Sustainable Aviation Fuels?

The chemicals we use today overwhelmingly come from refineries that also make fuels. This interplay, both in terms of economics and of science and engineering, is the foundation of the petrochemical technology that our civilisation relies on today.

This Prosperity Partnership is focussed on new routes to chemicals, both drop-in replacements and new chemical entities offering enhanced functionality over that of the incumbent fossil-derived products, driven by the change of supply chains mandated by Unilever’s Clean Future framework. We must thus be aware of likely developments in fuels manufacture and use as it is that interaction which will determine the rate at which fossil-based incumbent species need to be replaced. The economics of refineries will be dramatically disrupted by the global phase-out of petroleum-fuelled vehicles for transport by 2050 at the latest. While it can be argued that a fossil-derived chemical such as polypropylene that is landfilled at end of use has no carbon footprint, at the very least the shift in economics of refineries not to say the role of both societal opinion and thermodynamic outcomes make the overall consideration of non-fossil carbon use for chemicals pressing.

The sector of the fuels industry most visible in this discussion in society today is aviation. Everyone in society knows that flying with hydrocarbon fuels is a powerful contribution to global warming, with attention drawn by recent rulings on greenwashing in advertising to the reality of this. The energy density of kerosene is such that electrification is simply not an option, so what to replace it with? This is an example of the difficult challenges ahead – fossil products can be high-performing and thus hard to replace. Without the science in place to properly assess the alternatives, misunderstanding over the readiness and scope of current technologies can proliferate.

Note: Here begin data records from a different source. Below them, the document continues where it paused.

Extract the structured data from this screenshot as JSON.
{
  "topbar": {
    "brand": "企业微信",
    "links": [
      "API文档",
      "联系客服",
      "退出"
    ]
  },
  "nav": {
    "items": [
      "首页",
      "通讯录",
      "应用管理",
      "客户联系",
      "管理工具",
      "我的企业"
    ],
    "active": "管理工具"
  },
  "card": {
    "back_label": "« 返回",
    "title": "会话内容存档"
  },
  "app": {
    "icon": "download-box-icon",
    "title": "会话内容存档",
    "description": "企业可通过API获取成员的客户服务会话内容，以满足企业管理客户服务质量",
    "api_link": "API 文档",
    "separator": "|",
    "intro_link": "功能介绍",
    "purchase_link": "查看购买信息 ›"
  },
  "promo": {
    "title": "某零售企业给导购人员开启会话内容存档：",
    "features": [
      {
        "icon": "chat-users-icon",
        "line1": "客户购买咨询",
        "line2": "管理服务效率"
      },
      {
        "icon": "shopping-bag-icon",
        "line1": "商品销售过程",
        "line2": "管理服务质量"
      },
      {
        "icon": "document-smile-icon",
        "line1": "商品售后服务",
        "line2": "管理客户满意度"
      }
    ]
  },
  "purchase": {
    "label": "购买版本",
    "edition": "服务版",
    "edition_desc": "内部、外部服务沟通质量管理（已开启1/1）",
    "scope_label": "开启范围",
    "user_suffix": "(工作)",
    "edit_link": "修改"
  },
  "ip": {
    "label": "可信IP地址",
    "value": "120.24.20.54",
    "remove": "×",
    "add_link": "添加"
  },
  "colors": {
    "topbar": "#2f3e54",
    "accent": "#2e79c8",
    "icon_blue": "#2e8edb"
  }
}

With this in mind, the Royal Society recently produced a report that sets out the science behind sustainable aviation fuels (SAF), without making recommendations for policy action, as part of its Low Carbon Energy Programme (  PP investigator Matt Rosseinsky contributed to the writing of the report. Its conclusions are stark – there is currently no viable alternative to kerosene that is deployable and sustainable. For example, considerations of land and water use and the competition with food make crop growth for fuels uncompetitive, certainly in the UK – in this context, the scale of the demand and the definition of waste need to be carefully considered in any proposals for alternative fuels. This outcome emphasises the need for research in physical science and engineering to minimise the climate impact of aviation. As the chemicals and fuels supply chains are so entwined today, the same net-zero driven disruption motivates the research into sustainable chemicals production that this project tackles.